** YOUR TASK **
The lines to copy from the data below are those that hold the string "elegibilidad".
----
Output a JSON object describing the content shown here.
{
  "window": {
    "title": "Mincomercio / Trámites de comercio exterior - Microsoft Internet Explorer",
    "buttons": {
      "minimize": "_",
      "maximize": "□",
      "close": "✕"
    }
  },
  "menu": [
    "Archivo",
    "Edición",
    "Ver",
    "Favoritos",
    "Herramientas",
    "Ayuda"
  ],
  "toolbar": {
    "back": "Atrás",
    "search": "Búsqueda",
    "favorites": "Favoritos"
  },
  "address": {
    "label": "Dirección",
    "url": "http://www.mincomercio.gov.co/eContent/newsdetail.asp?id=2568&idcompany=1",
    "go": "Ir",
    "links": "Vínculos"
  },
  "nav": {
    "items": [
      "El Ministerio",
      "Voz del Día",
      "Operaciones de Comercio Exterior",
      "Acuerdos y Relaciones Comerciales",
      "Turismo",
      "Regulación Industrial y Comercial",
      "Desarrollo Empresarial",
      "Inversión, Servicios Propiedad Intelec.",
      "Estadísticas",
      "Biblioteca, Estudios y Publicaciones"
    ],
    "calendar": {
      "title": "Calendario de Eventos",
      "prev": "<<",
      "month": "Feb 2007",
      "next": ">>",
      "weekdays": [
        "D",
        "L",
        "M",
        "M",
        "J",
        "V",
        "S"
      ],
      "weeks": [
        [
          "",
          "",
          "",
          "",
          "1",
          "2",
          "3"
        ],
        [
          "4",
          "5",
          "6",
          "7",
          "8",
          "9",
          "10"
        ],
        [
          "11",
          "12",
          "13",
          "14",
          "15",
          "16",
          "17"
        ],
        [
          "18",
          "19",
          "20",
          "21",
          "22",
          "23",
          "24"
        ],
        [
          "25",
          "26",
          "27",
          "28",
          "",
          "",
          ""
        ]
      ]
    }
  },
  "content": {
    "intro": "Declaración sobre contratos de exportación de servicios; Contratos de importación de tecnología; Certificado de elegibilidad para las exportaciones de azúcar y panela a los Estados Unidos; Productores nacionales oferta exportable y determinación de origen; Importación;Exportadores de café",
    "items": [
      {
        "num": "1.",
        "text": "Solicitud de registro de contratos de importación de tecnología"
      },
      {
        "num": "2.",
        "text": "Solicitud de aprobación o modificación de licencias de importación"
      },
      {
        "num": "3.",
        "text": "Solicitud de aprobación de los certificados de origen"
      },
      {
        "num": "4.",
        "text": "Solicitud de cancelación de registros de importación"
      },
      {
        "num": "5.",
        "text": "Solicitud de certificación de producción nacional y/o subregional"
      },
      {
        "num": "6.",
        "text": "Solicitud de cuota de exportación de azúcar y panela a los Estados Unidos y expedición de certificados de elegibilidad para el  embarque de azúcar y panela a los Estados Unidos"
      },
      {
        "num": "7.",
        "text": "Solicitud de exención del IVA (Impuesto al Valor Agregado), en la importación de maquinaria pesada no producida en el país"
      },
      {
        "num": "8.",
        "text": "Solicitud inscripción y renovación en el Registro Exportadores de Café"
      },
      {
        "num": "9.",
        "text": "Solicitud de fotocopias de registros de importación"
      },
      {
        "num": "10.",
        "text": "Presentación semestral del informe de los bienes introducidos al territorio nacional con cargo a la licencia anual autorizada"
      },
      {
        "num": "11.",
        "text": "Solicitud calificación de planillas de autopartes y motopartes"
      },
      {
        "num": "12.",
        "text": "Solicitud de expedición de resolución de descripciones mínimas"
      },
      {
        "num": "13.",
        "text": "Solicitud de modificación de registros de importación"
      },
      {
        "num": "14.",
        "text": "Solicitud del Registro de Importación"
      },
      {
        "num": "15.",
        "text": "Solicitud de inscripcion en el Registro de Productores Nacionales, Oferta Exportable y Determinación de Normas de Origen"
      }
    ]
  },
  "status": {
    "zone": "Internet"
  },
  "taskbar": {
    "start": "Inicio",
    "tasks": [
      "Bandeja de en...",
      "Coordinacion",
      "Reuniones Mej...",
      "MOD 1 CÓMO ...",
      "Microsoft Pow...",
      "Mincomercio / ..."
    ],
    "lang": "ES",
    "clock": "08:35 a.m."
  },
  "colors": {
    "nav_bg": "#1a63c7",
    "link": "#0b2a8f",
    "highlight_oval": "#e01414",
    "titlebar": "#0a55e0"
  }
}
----
** SOLUTION TO THIS TASK **
    "intro": "Declaración sobre contratos de exportación de servicios; Contratos de importación de tecnología; Certificado de elegibilidad para las exportaciones de azúcar y panela a los Estados Unidos; Productores nacionales oferta exportable y determinación de origen; Importación;Exportadores de café",
        "text": "Solicitud de cuota de exportación de azúcar y panela a los Estados Unidos y expedición de certificados de elegibilidad para el  embarque de azúcar y panela a los Estados Unidos"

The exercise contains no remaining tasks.